Ultimately the client is always right, because he is the one paying for the job, but knowing how to influence your client to accept your ideas is a skill directly related to service. Good service means doing your best to remain open and positive to all of your client’s ideas, being there when he needs a good explanation of what you’re doing, offering up as many solutions as necessary for the project, and making him feel confident that you’re going to do a good job.
This service is also influenced by circumstances like deadlines, budget, creative freedom, trust, personal taste, relationship, and so on. In the context of deadlines, success comes from a properly researched project, well-defined project goals, solid creative direction, and proper time for client input. No matter the circumstances, do your best to understand the client’s needs, formulate a proposal, and then deliver what you promise.
Creative problem solving takes time. Make sure that you give your client ample notice of your needs as it relates to a schedule, and don’t agree to show him something if you don’t feel there’s enough time to execute your ideas. Unless you’re under the gun and the client wants an on the spot creative session, it’s always better to give yourself a chance to absorb the project and come up with some ideas. Case in point: Whenever I ask any of the animators who work for me to make a change or come up with something new, they always respond with “No problem, check with me in an hour.” I understand going into the situation that they need to work things out first, then once they feel comfortable with their creative choices, I get called in for a review of their work.
A good client/boss will understand this, so take your time.
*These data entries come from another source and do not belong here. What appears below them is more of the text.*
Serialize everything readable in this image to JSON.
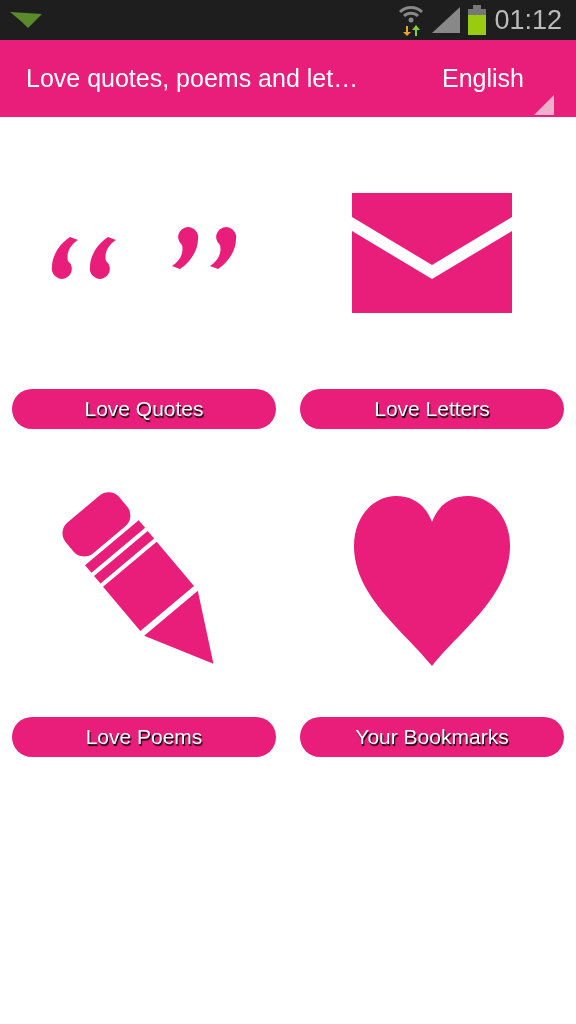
{
  "status_bar": {
    "time": "01:12"
  },
  "header": {
    "title": "Love quotes, poems and let…",
    "language": "English"
  },
  "tiles": [
    {
      "kind": "quotes",
      "label": "Love Quotes"
    },
    {
      "kind": "letters",
      "label": "Love Letters"
    },
    {
      "kind": "poems",
      "label": "Love Poems"
    },
    {
      "kind": "bookmarks",
      "label": "Your Bookmarks"
    }
  ]
}
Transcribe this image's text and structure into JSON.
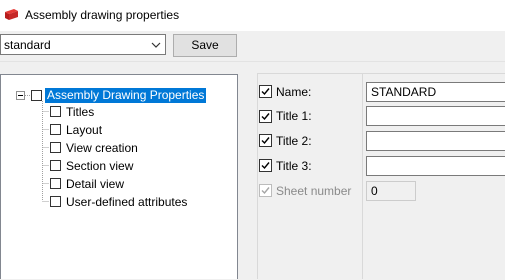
{
  "window": {
    "title": "Assembly drawing properties"
  },
  "toolbar": {
    "preset_value": "standard",
    "save_label": "Save"
  },
  "tree": {
    "root": {
      "label": "Assembly Drawing Properties",
      "checked": false,
      "expanded": true,
      "selected": true
    },
    "children": [
      {
        "label": "Titles"
      },
      {
        "label": "Layout"
      },
      {
        "label": "View creation"
      },
      {
        "label": "Section view"
      },
      {
        "label": "Detail view"
      },
      {
        "label": "User-defined attributes"
      }
    ]
  },
  "fields": {
    "name": {
      "label": "Name:",
      "value": "STANDARD",
      "checked": true
    },
    "title1": {
      "label": "Title 1:",
      "value": "",
      "checked": true
    },
    "title2": {
      "label": "Title 2:",
      "value": "",
      "checked": true
    },
    "title3": {
      "label": "Title 3:",
      "value": "",
      "checked": true
    },
    "sheet_number": {
      "label": "Sheet number",
      "value": "0",
      "checked": true,
      "enabled": false
    }
  },
  "colors": {
    "selection": "#0078d7",
    "app_icon": "#d32f2f"
  }
}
Anything worth viewing is going to need some time for creative problem solving. When coming up with ideas, I like to develop at least three different concepts. Why three? Simply put, variety.
Everyone, including yourself, wants a variety of choices, so do your best to come up with a minimum of three different concepts for talking points. Perhaps your final project contains elements from all three or maybe just one, but all in all it bodes well for a well-researched presentation.